Communicating more regularly with patients.

Using the latest technologies, physicians have the power to share information more openly with patients. This has encouraged many people to play a bigger role in managing their own care, which means less burden falls on physicians. As a result, new generations of doctors are embracing the idea that patient-physician relationships have evolved into partnerships.

“I think we’re actually reducing our workload, and we’re giving ourselves more time to spend with patients who really need it,” says Dr. Daniel Pepe, a TELUS Health user and family physician at London Lambeth Medical Clinic who has seen first-hand how technological solutions can save valuable time. “If you set up an ecosystem where you don’t have to monitor every single result that comes in or you know that patients are looking at results…I think it can take a little bit of the pressure off.”
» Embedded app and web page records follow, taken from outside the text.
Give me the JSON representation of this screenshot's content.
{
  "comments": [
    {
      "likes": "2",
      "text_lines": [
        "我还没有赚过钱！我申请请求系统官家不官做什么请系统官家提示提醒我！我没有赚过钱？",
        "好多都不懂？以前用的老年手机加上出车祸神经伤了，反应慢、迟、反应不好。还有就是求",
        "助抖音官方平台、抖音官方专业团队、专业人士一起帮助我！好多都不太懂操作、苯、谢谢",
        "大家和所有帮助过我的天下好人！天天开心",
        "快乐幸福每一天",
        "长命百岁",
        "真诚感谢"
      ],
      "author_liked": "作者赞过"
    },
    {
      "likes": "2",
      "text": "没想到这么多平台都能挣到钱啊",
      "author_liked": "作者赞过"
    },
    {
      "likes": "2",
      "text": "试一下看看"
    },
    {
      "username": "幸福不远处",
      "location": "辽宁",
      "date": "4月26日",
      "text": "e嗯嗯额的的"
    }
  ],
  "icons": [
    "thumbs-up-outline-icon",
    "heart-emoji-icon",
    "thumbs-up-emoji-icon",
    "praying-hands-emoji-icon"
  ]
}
This sentiment is echoed by Skende Huskic, a physician’s assistant and clinic manager at Whitewater Medical. “With patients being aware that, with new technology, they are able to access their information and their schedule, our staff is feeling more comfortable,” she says.

Optimizing technology to reduce administrative work.

In recent years, physicians have also expressed interest in learning how to more meaningfully use EMRs and add ons as part of their daily practices. After all, once they’re comfortable with these digital tools, physicians can leverage unique features and functionalities to work more efficiently and enhance care.

“A phenomenon we’re seeing is that we’re all getting better and patient care is getting better,” adds Dr. Pepe. “There’s less of a focus on data entry and more emphasis on using EMRs as tools to care for patients. We’re using the portals more effectively. We’re [emailing] labs and requisitions and results more effectively.”

The family practice of the future.

The healthcare industry is undergoing a major evolution with both technological and generational shifts occurring at once. It’s one of the many reasons why the next generation of physicians is turning to digital tools to work smarter and more efficiently. When used effectively, these technologies bring a host of benefits, from allowing physicians to see more patients to providing the flexibility needed to achieve the work-life balance that they desire.

Beyond improving a physician’s quality of life, these tools are also transforming the patient experience — something Huskic believes patients want more of. “Often, clinics are afraid to implement change, especially clinics that are dealing with older generations,” she says. “They think that patients are not willing to change. Actually, surprisingly, patients are willing to change too.”

It’s clear that the future of care is here. The next generation of physicians is reshaping the very nature of work by leveraging new technologies and tools that were never before available.

How will you shape your practice in the next decade?  What will you do differently? Tell us @TELUSHealth.

The post The shifting face of family practice. appeared first on Physician Pulse.